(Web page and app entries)
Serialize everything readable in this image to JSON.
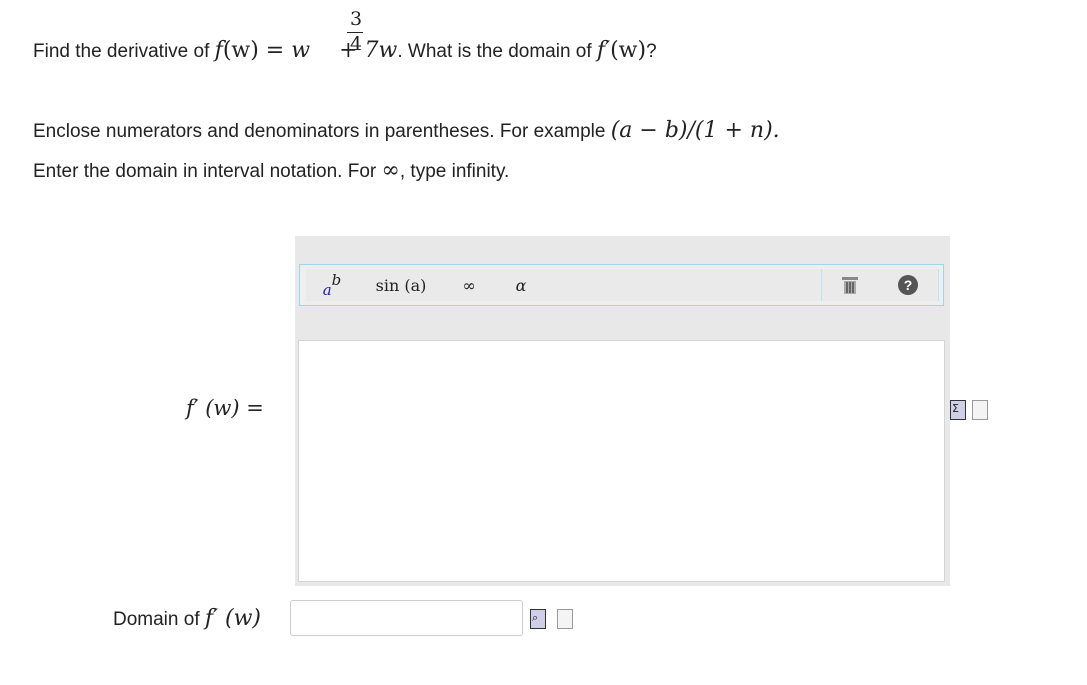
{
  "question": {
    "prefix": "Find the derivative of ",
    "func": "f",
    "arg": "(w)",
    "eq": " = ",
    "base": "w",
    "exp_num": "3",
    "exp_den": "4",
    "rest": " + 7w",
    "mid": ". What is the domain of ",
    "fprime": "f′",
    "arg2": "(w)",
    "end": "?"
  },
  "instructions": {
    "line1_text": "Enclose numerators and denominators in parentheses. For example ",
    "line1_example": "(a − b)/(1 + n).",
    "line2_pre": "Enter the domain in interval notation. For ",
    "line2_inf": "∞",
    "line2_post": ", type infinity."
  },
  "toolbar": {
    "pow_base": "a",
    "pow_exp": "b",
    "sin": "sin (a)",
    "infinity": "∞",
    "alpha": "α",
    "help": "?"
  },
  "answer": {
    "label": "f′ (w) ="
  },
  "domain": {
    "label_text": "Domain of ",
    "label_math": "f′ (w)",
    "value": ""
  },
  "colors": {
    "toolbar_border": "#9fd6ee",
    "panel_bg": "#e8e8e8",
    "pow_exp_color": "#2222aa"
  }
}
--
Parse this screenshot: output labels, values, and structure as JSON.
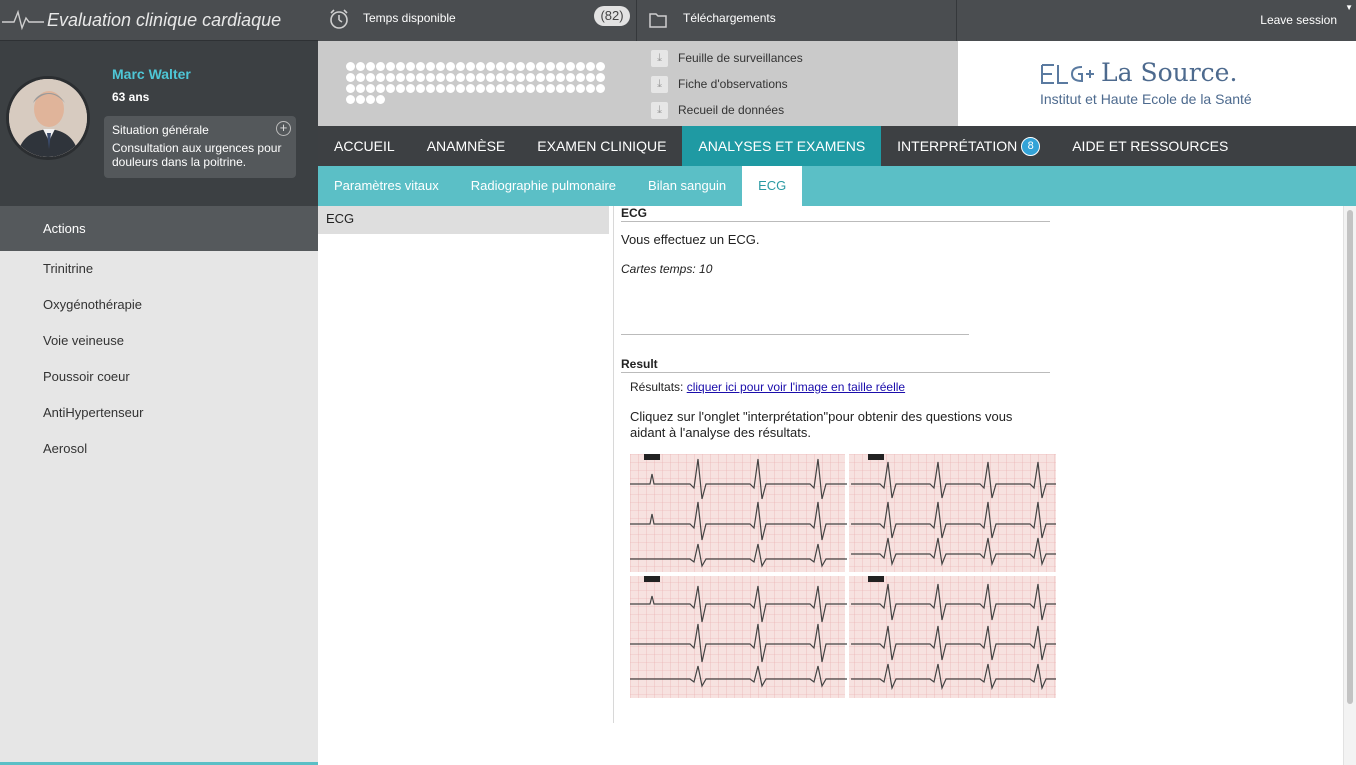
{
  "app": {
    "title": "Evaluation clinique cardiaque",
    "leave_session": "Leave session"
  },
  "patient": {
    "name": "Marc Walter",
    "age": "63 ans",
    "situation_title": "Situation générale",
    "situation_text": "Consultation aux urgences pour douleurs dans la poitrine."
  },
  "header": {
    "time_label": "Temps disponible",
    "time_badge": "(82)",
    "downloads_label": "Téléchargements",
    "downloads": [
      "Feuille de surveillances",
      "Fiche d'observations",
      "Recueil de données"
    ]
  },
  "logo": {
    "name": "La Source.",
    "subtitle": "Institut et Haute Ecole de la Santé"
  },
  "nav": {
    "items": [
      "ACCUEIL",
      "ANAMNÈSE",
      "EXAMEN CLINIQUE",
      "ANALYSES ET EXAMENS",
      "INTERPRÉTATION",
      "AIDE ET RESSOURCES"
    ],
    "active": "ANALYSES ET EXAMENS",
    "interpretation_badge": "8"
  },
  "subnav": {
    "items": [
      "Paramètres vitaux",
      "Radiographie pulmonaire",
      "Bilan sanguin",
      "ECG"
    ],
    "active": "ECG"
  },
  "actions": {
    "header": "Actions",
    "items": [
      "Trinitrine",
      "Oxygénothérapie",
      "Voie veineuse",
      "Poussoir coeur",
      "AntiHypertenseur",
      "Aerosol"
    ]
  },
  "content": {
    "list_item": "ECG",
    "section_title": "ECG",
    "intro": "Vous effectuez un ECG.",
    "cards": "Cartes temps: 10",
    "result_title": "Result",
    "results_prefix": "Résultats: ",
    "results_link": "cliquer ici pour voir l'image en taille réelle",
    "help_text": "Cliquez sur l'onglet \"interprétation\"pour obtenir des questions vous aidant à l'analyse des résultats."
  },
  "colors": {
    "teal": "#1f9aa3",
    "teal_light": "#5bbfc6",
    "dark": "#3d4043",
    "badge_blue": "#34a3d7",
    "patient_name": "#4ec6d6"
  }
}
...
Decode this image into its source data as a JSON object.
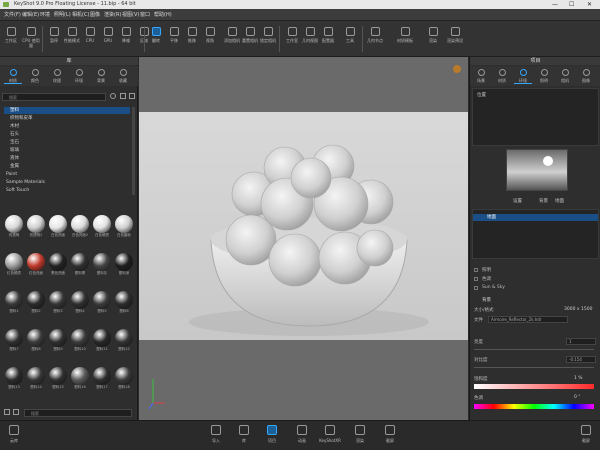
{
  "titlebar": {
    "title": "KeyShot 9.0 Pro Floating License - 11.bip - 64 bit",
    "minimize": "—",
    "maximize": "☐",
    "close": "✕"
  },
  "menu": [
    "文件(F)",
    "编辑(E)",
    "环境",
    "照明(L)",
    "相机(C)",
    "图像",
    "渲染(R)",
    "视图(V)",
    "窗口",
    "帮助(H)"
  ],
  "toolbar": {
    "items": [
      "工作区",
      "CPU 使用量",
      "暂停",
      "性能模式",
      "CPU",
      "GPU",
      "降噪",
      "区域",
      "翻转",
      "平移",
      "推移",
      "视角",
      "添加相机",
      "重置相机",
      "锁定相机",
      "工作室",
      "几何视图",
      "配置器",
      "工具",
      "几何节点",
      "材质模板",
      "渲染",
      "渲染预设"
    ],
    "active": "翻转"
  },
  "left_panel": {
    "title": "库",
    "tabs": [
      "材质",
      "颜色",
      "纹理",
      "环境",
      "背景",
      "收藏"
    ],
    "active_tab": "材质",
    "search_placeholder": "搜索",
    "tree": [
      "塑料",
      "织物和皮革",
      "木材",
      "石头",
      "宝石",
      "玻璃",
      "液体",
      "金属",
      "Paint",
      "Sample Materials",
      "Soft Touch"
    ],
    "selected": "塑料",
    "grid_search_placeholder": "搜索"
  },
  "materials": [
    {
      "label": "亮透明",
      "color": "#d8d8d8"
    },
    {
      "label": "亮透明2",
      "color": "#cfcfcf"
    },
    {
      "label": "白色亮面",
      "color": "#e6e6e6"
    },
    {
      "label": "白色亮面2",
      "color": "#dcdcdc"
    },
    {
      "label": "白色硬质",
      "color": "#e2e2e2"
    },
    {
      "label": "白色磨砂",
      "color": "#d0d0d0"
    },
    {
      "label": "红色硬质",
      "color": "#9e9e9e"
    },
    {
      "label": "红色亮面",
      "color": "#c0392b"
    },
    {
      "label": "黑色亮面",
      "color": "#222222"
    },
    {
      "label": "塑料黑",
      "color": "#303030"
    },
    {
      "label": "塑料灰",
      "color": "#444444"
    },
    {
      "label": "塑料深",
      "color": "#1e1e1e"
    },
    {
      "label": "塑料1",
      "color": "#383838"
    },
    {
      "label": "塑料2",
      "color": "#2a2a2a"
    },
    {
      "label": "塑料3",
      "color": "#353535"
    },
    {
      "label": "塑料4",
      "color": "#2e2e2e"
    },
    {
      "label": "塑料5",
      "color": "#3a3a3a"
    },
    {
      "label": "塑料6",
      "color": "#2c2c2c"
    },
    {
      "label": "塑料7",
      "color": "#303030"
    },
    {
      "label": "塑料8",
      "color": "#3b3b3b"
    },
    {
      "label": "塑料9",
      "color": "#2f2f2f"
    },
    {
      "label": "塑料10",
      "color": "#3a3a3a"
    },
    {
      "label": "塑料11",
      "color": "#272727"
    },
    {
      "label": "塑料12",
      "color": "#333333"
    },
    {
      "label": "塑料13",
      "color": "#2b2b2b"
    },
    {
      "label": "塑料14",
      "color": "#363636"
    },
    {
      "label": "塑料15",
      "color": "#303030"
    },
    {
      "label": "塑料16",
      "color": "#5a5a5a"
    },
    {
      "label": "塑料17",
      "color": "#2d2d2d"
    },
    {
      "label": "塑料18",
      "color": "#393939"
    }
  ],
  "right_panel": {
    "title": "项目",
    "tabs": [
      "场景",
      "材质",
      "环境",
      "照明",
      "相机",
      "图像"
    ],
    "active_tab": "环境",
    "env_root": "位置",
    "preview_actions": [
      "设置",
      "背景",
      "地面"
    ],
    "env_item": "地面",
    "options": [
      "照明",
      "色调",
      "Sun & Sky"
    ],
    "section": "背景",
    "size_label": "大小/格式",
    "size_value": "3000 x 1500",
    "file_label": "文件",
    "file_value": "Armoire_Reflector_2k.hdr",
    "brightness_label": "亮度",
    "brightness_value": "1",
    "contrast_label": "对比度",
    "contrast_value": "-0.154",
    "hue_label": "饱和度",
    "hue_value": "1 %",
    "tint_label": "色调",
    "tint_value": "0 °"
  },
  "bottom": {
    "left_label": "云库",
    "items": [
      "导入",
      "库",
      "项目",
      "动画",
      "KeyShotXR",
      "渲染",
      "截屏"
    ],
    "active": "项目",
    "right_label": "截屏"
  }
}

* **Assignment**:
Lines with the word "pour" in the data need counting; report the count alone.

* **Result**:
3